A term coined by the awesome Carolyn J. Clover, the Final Girl is the one at the end - dirty, covered in blood, about to spend a mint on therapy, but victorious - the one who lives to tell the tale. Clover supposes that the final girl is an impact of feminism on horror movies; a developing gender fluidity in society making unisex women the perfect horror victims: able to feel and display “feminine” terror, but more than willing to pick up a phallic killing tool and perform the necessary “masculine” deed of hunting and maiming, even killing, her own personal psychopath.
As much as I appreciate Clover’s thesis and find it fascinating, I’m gonna have to call shenanigans on it. And here’s why:
Coming from where I stand, the final girl looks to me like every man’s fantasy: young, beautiful, witty if not necessarily smart, and virginal - or, at least a lady in the streets and a freak in the bed (hey thanks, Luda!). She’s kind to everyone, even the nerds; she’s Molly Ringwald at the end of The Breakfast Club, except with a psychopath after her. She has a little bit of a tough streak - 9 times out of 10 she takes out the bad guy, after all. To me it seems that the final girl is nothing more than an accurate reflection of the time and culture’s idea of what femininity should look like.
Let’s take a look at the classic examples of the final girl: Jaime Lee Curtis in Halloween (1978), Adrienne King in Friday the 13th (1980), Heather Langenkamp in Nightmare on Elm Street (1984). Yeah, all three had a boyish quality to their characters, but we have to look at the decade they were being made in: between the second and third waves of feminism, a time that saw flat chests and linebacker-esque shoulder pads in fashion, giving women the masculine look they thought would help shatter all those glass ceilings. Being tough and boyish was in, and it reflected in the mass media.
Now let’s take a look at some of our contemporary final girls: Neve Campbell in Scream (1996), Naomi Watts in American remake of The Ring (2002) and Kristen Connolly in The Cabin in the Woods (2011). Each are perfect examples of the final girl, the first and the third consciously so. At the same time, they are all contemporary women of their time. All three are far from boyish, though they do have a sweet ‘girl next door’ quality about them. Everything about them reflects their contemporary concepts of accepted feminine norms.
Sexuality of these women follows conventions of their times, too. In the late 70’s and early 80’s, the sexual revolution was just ending, yes - but how much a revolution was it for the supposed nice high school girls of the ‘burbs? In the 90’s, sex was a norm for older teens, and when Neve as Sydney sneaks off to to get it on with her boyfriend during a party; Naomi is a divorcée, breakin’ all the rules; and Kristen? To quote the Director, “We work with what we have.”

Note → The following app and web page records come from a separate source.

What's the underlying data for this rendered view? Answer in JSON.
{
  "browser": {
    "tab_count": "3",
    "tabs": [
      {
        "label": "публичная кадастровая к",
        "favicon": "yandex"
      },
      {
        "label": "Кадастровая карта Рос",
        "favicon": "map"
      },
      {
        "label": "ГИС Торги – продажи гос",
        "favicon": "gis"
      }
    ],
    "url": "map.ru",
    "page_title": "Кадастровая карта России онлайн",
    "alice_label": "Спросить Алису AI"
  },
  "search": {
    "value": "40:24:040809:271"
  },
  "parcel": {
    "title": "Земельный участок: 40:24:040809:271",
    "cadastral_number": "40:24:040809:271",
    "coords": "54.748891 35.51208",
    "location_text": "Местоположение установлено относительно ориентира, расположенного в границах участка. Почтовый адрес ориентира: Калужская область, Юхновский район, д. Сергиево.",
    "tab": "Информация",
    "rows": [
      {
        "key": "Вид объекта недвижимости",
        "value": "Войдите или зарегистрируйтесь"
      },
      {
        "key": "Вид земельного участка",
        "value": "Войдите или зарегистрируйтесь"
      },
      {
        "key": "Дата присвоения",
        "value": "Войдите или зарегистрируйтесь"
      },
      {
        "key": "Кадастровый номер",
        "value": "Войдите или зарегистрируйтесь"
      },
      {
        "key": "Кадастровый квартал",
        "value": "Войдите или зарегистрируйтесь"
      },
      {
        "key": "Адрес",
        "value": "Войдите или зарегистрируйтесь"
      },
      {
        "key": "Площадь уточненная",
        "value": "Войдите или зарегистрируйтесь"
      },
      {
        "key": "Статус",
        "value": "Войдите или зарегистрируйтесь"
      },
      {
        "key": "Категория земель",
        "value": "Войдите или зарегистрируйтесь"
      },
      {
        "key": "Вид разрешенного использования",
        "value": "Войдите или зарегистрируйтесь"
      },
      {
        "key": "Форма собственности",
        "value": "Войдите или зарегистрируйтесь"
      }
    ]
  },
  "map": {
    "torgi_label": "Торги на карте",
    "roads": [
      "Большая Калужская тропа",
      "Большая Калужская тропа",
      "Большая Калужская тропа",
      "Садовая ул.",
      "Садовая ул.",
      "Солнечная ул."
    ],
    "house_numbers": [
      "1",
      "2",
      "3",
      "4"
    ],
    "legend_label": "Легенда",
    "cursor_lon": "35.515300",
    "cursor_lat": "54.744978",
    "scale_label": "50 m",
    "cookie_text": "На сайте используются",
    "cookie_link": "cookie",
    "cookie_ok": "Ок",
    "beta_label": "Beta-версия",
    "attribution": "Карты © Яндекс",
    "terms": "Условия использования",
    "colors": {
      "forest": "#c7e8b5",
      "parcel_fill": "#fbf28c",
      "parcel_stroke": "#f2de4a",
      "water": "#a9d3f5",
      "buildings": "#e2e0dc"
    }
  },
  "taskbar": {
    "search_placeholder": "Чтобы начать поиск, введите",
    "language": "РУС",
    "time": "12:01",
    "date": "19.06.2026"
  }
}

In short, it’s my belief that these women are not androgynous beings whose fluid sexuality allows men and women to relate to them – they are the carefully constructed paper dolls of what culture dictated as appropriate during their time. I think there’s a better question here, though. Why do love watching them squirm and scream in terror? I think I have an answer, built from equal parts feminism and misogyny, with a dash of instinct and a tipple of delusions of grandeur... but that’s a different article for a different day.